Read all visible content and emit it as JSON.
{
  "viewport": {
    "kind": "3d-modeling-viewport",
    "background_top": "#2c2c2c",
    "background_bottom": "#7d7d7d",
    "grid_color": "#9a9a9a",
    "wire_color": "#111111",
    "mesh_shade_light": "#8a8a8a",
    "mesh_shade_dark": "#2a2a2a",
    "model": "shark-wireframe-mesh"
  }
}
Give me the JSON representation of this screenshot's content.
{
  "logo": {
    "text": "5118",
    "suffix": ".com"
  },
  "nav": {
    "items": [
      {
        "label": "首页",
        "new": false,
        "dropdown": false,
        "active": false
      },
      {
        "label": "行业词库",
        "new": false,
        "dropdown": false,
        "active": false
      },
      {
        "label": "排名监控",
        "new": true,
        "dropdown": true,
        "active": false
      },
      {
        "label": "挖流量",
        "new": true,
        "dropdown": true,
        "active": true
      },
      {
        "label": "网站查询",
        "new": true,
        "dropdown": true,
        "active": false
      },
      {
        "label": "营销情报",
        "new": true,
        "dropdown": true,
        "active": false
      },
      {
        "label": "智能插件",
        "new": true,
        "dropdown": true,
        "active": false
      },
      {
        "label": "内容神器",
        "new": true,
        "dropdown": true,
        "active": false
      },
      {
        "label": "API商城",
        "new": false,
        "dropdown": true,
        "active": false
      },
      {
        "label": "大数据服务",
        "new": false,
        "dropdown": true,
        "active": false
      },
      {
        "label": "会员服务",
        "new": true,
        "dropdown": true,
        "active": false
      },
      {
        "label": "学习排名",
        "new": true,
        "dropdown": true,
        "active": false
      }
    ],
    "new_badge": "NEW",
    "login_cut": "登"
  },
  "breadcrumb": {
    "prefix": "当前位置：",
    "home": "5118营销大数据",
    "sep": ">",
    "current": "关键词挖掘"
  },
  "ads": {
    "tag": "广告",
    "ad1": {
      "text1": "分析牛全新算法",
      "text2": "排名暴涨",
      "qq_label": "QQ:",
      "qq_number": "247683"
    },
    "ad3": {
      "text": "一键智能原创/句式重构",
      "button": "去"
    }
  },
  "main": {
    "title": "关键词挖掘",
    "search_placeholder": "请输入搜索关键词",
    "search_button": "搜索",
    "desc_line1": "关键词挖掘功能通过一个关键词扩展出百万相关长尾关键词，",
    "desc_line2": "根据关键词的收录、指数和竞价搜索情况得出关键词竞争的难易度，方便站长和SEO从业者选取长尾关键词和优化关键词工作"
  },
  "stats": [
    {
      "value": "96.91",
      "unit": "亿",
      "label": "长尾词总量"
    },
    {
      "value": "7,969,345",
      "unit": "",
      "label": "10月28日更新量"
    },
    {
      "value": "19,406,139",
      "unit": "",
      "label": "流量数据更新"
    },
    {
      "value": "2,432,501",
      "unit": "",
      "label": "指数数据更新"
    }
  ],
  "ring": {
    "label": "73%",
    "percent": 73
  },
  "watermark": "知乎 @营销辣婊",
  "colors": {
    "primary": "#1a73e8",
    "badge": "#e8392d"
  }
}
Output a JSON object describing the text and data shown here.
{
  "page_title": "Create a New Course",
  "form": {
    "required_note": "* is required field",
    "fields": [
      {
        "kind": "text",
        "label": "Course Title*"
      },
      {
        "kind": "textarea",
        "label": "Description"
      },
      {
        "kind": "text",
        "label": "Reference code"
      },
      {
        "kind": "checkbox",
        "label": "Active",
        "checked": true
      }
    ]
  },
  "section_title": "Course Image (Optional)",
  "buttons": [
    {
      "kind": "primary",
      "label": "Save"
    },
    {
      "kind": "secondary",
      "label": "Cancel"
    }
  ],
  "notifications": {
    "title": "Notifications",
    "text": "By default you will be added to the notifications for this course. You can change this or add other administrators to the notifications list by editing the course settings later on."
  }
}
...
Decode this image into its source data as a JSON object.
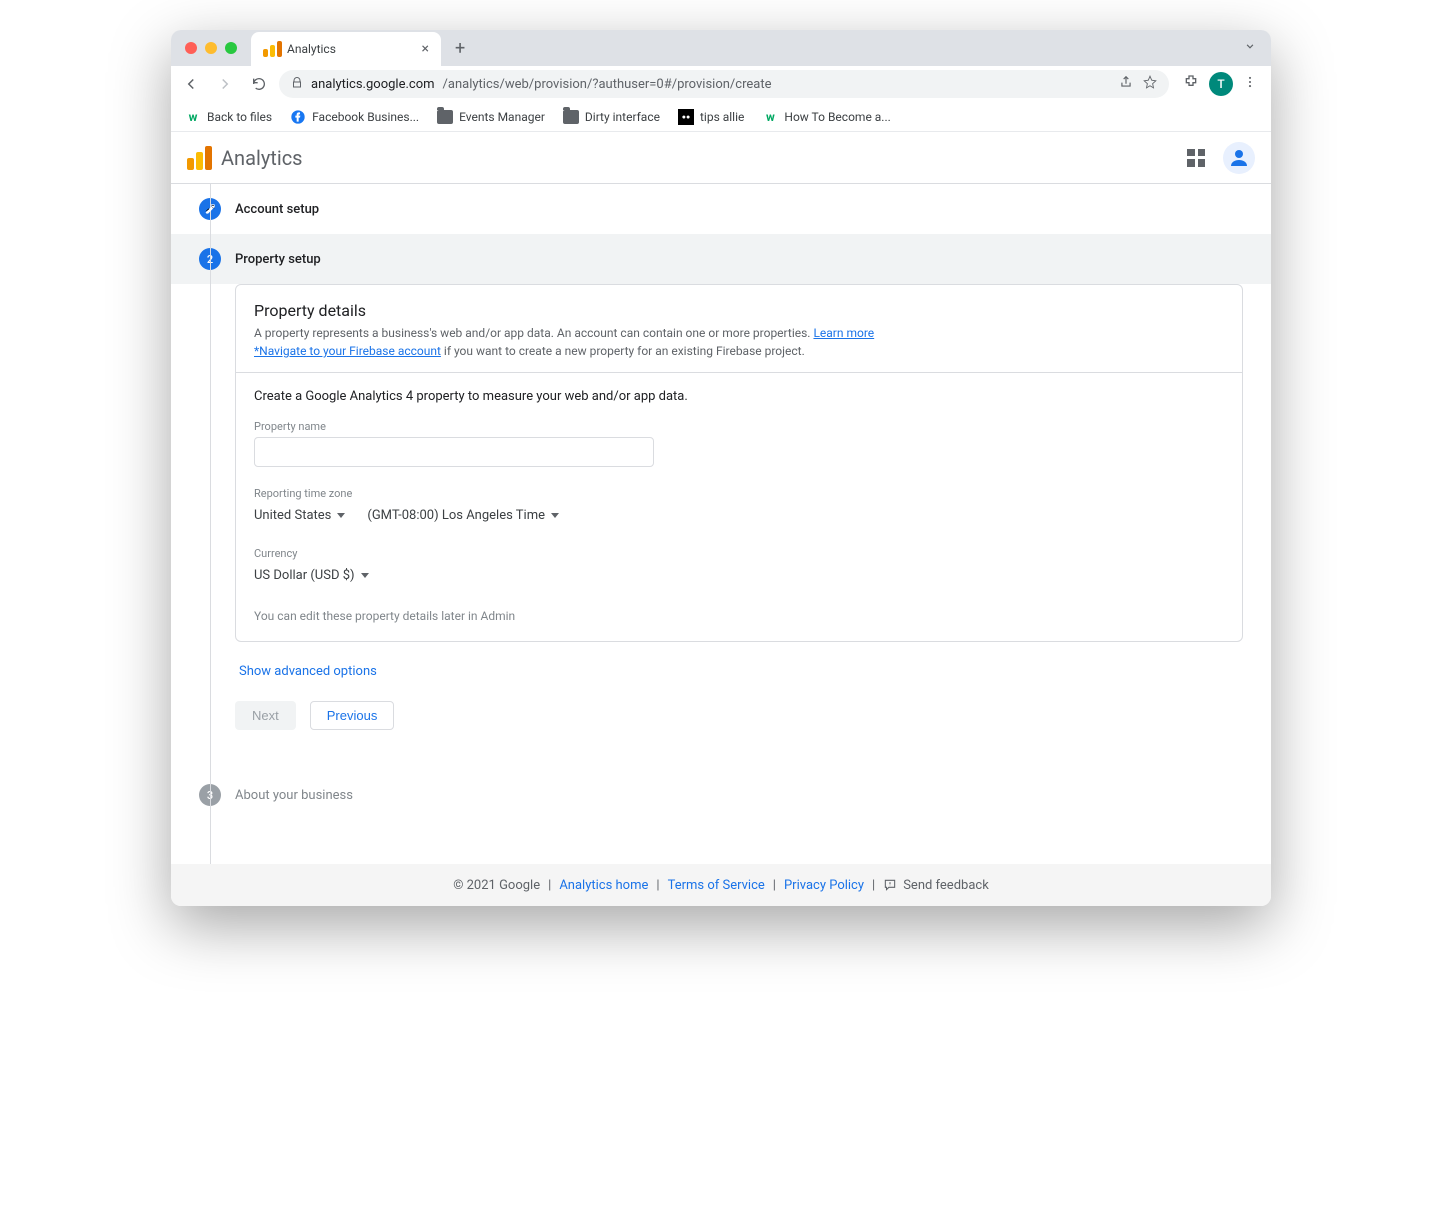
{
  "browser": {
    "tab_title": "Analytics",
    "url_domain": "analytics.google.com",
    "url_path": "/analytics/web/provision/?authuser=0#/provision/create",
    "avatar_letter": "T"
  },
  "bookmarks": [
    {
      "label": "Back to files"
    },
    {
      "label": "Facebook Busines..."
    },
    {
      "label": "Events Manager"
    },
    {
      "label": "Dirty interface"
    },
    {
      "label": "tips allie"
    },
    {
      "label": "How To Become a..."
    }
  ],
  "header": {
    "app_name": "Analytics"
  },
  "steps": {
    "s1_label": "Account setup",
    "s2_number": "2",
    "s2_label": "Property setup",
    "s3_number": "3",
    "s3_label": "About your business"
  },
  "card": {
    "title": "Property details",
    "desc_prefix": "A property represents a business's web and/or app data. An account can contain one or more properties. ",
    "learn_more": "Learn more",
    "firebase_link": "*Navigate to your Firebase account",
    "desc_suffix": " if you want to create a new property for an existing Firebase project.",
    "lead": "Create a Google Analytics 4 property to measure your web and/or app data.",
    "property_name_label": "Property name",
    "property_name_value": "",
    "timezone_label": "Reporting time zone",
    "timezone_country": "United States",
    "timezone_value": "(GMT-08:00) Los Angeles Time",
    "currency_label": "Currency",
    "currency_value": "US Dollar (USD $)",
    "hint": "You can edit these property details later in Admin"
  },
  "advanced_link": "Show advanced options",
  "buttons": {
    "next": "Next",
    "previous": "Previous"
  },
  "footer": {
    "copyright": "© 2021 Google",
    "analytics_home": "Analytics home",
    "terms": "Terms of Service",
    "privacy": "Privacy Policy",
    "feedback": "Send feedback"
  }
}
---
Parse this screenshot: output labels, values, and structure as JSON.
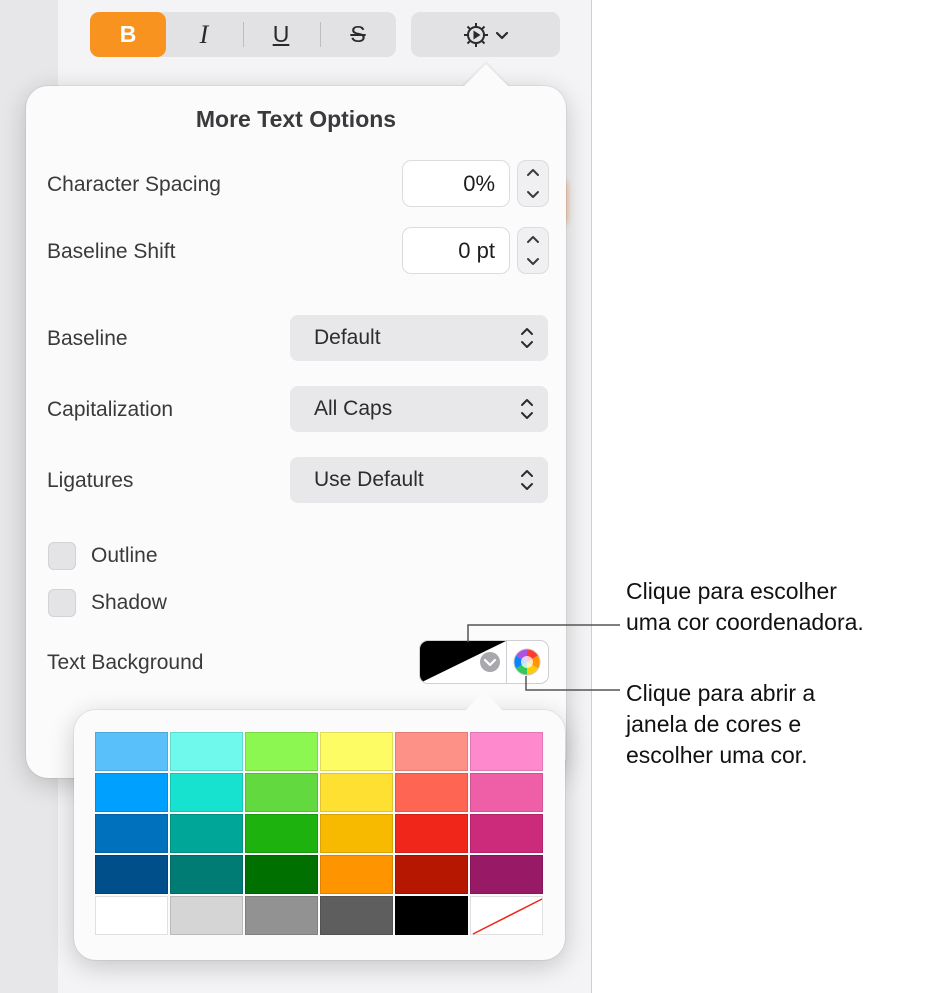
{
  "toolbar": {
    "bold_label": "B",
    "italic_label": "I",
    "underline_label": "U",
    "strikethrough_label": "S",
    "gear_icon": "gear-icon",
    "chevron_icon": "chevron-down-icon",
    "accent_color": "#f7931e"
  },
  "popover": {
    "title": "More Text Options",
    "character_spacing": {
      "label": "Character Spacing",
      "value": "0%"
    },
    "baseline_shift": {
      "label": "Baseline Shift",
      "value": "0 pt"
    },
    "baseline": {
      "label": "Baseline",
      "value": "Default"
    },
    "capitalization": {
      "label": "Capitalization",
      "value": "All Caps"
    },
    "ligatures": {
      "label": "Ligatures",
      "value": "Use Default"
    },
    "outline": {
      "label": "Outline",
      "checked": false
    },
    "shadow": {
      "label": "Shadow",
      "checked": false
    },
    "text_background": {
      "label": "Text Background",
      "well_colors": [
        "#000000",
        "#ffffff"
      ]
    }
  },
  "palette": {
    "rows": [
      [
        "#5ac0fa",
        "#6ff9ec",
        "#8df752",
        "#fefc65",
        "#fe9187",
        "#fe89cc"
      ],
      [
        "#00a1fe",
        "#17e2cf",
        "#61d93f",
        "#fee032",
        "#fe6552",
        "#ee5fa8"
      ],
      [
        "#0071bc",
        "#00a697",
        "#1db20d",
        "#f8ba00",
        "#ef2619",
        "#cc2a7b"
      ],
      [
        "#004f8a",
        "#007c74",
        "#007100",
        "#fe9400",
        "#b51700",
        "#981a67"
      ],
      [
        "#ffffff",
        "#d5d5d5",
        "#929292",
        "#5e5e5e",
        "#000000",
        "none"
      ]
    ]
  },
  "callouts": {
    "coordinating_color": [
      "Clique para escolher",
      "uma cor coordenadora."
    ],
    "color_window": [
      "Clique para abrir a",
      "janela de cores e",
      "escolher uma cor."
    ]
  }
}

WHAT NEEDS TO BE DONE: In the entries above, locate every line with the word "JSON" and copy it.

TASK RESPONSE:
Read all visible content and emit it as JSON.
Give me the JSON representation of this screenshot's content.
Output a JSON object describing the text and data shown here.
Decode this image into its source data as a JSON object.
Parse this screenshot: output labels, values, and structure as JSON.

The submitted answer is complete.